United Nations peacekeeping is becoming more agile and capable, the outgoing chief today said, even as the cost for each peacekeeper fell 16 per cent in recent years, dropping the entire budget of the blue helmets worldwide to around $7.2 billion.
“It’s a lot of money at face value, but it’s 0.4 per cent of world military expenditure,” Hervé Ladsous, the Under-Secretary-General for Peacekeeping Operations, told journalists in New York during his final briefing in this post.
“No other army has done what the United Nations has done over the past six years,” he added. The price for UN peacekeeping operations is currently $7.2 billion, down from $8.2 billion in 2011. “We diminished the cost per peacekeeper by 16 per cent without any diminution in the level of equipment.”
Comparing UN costs with the price tag for similar operations done by Governments alone, Mr. Ladsous said the UN operation cost was one-quarter of such operations.
Even as the costs have decreased, the agility and capacities of UN peacekeeping has strengthened, Mr. said Ladsous.
For example, the UN will shortly have a permanent capacity to deploy a vanguard brigade within 30 to 60 days, a “very useful” improvement over the current six to eight months to deploy a unit.
Technological advances, such as surveillance drones, balloons and cameras, are helping to bring “peacekeeping into the 21st century”
Another example of progress cited by Mr. Ladsous is the work under way to create a framework policy on intelligence which will save lives and allow peacekeepers “to do a better job.” Technological advances, such as surveillance drones, balloons and cameras, are helping to bring “peacekeeping into the 21st century,” Mr. Ladsous added.

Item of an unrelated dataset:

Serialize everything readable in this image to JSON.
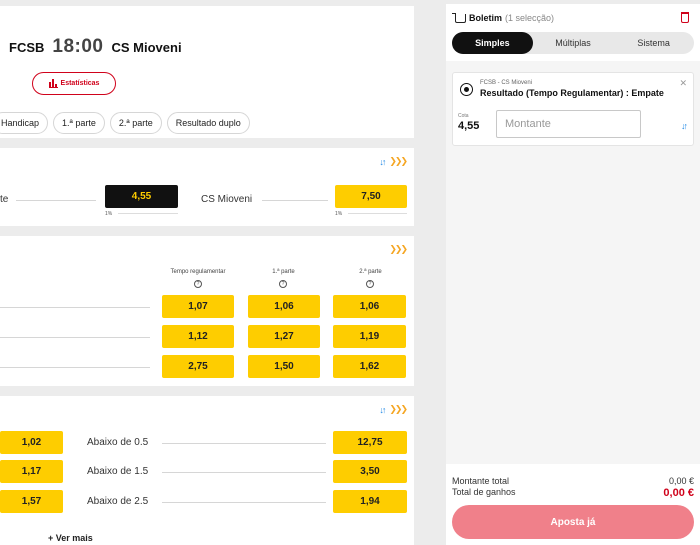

The geographic makeup of the peacekeepers is also changing, with an increased number of units from the so-called Global North, which incorporates countries from North America and Europe, as opposed to the Global South, which consists of South America, Asia and Africa.
“When I can in in 2011, 95 per cent of peacekeepers were from the Global South,” said Mr. Ladsous. “Now we have more countries from the Global North, from Europe, the European Union, in Mali and in Central Africa.”
Another key aspect of change in peacekeeping is their ability to adapt to the situation in each country and in creating exit strategies “because missions are not eternal,” Mr. Ladsous said.
He noted that three peacekeeping operations – in Côte D’Ivoire, Haiti and Liberia – are expected to close down this year.
‘Peacekeeping is about political solutions’
Despite the evolution of peacekeeping, its operations are often hampered by ongoing challenges, Mr. Ladsous noted. These include deployments to countries where there is no political process. “Peacekeeping is about political solutions. The visible part is the soldiers, the uniforms, the policemen, but the reality is that we’re there to serve a political solution and quite often, it was the case in Mali initially, it was the case in CAR [Central African Republic] initially, there was no political solution in sight,” he said.
The Security Council “is not always as supportive as it should be” in such circumstances, nor in instances where UN ‘blue helmets’ should be sent.
One of the greatest challenges, however, is managing expectations of UN Member States, donor countries and other actors.
“The heart of the mandate is about protection of civilians. This is an extremely difficult issue. Yet we cannot have a peacekeeper behind every single citizen in the theatre,” said Mr. Ladsous.
While it is difficult to quantify, UN peacekeeping saves lives, the outgoing chief said. Pointing to South Sudan, where he just visited with the incoming chief, Jean-Pierre Lacroix, Mr. Ladsous said the UN saved at least 220,000 lives in South Sudan alone.
Among other issues discussed in his final press briefing was the recent sexual exploitation and abuse report, asymmetrical attacks on peacekeepers, and uncooperative Governments hosting peacekeeping operations.